Miso Matcha Eggplant Rice

Matcha and miso are a match made in Japanese heaven! This recipe brings together classic ingredients from there into a more modern dish. Also a great twist to use that ‘baigan’ that nobody seems to like. (Very unfair, if you ask us! Maybe we’ll discuss the versatility of the eggplant in an upcoming article..? Let us know your thoughts on this.)

Serves: 2 | Prep Time: 40 mins

Ingredients

  • 2 eggplants (aubergine/baingan)
  • 1 bunch cilantro (dhaniya)
  • 1 clove garlic
  • 1 small piece ginger
  • ¾ cup rice
  • 2 tbsp. white miso paste
  • 2 tbsp. mirin (or any sweet cooking wine)
  • 2 tbsp. soy sauce
  • 2 tbsp. rice wine vinegar
  • 2 tbsp. sugar
  • 1 tsp matcha powder
  • 1 tsp black sesame seeds

Preheat the oven to 260°C.

Heat a pot of salted water to boiling. Add the sushi rice to the boiling water and cook for 16 to 20 minutes, or until tender. Drain thoroughly and keep aside.

Cut the eggplants in half lengthwise, then crosswise into quarters. With the tip of a knife, score a diagonal crosshatch pattern into the cut sides of the eggplant. Place the eggplant on a lightly oiled baking sheet, patterned-side up.

Finely chop the cilantro. Peel and mince the ginger and garlic, smashing until they resemble paste. Whisk together the ginger, garlic, miso, mirin, and half the soy sauce.

Drizzle the eggplant with olive oil and spread the miso mixture on the top of the eggplant slices. Roast in the preheated oven 14 to 16 minutes, or until the eggplant is tender and the topping is lightly browned.

Add the cooked rice back to the pot. Add the rice vinegar, sugar, matcha powder, half the black sesame seeds, and all but a pinch of the cilantro; stir until well combined.

Divide the green tea rice and eggplant slices between 2 plates. Garnish with the remaining black sesame seeds, cilantro, and soy sauce. Enjoy!

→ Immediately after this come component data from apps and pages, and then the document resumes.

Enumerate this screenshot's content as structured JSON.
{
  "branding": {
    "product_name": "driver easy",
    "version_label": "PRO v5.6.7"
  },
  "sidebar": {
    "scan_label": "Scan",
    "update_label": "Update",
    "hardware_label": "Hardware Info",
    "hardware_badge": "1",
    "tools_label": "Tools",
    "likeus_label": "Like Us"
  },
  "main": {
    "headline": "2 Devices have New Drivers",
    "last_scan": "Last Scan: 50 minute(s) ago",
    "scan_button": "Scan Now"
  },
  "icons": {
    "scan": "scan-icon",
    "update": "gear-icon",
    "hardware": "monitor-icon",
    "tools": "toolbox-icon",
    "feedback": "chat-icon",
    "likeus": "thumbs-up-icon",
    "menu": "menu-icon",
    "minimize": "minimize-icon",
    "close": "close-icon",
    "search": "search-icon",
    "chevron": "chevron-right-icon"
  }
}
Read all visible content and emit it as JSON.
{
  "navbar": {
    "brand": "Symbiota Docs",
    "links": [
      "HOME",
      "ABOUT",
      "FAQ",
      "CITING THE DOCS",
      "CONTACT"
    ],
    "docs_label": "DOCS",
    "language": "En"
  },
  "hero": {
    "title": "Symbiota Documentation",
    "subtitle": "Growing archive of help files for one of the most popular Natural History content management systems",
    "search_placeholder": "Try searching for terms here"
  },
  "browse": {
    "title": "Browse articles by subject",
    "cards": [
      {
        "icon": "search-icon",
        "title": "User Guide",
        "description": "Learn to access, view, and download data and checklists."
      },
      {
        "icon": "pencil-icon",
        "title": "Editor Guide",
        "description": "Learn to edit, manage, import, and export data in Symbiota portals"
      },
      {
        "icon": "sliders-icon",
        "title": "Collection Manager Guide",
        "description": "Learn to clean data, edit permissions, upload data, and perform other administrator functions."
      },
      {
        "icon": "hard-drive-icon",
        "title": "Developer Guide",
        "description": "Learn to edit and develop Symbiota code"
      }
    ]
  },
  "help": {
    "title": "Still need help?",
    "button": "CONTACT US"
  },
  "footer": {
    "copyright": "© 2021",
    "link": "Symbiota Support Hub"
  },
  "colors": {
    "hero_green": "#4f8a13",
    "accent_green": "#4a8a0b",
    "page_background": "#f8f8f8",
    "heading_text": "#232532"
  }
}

Matcha-do About Something?

The world seems to be obsessed with matcha. Beautiful people are knocking back shots of it at fashion shows. Gwyneth and her tribe are toting jars of it to yoga classes. Cafes are serving it in lattes and chefs are turning it into everything from soup to brownies. Japan’s most revered form of green tea has now become a must-have ingredient for the ‘wellness’ set. But what’s the truth behind the health claims? Here’s what you need to know if you want to join the green party.

What is matcha?

Let’s begin with what it actually is: matcha is essentially a stone-ground, powdered green tea. It originates from Japan, where the green tea plants for matcha are shade-grown for about three weeks before harvest, after which and the stems and veins are removed, and the leaves are processed and ground.

The main difference between  conventional green tea and matcha is that in traditional green tea, you consume the  essence of the leaf that is infused in water with the leaves themselves being discarded, while with matcha you are drinking the actual finely powdered leaves.

What are the health benefits?

One of the main reasons matcha is so wildly popular is that it has numerous health benefits. As one serving of matcha has the nutritional equivalent of 10 cups of regular green tea, it is packed full of anti-oxidants (including the powerful EGCg). These help to boost your metabolism, burn fat, increase immunity, detoxify your body, fight cancer and even slow down aging (phew that’s a lot!).

Matcha also contains a rare amino acid called L-theanine, which is a saviour for those who need a caffeine hit without the coffee jitters. Each cup of pure brewed matcha contains about 70g of caffeine – quite a kick. However, the presence of theanine helps the body process this caffeine better, inducing a calm, alert state of mind as opposed to the high and subsequent crash of coffee. In fact, Japanese monks have used it for centuries for meditation.

Does matcha taste sweet or savoury?

In a nutshell – both.  Our favourite compound Theanine influences the taste of matcha as well. This amino acid beings in a flavour of ‘umami’ – the fifth taste identified after sweet, salty, sour and bitter. Many people describe umami in different ways, but it is essentially a rich moreish flavour that is difficult to pin down but is adds a delicious richness and dimension to food.

The presence of ‘umami’ gives matcha a mellow, sweet, natural flavour, with moreish undertones. This combination of sweet and savoury makes matcha an easy match to use in cooking.

 

The last important thing that we’d like to tell you about matcha, is that it comes in various grades and qualities. Not every powdered green tea can be called matcha, and it is important to look for good quality to reap the health benefits. Always look for ceremonial-grade (high-quality, fit to be used in formal tea ceremonies) matcha, and keep a look out for the iconic bright green colour of the powder. If it’s yellowish or browning, it may not be in it’s prime or may be adulterated.

Shop original matcha here on our site!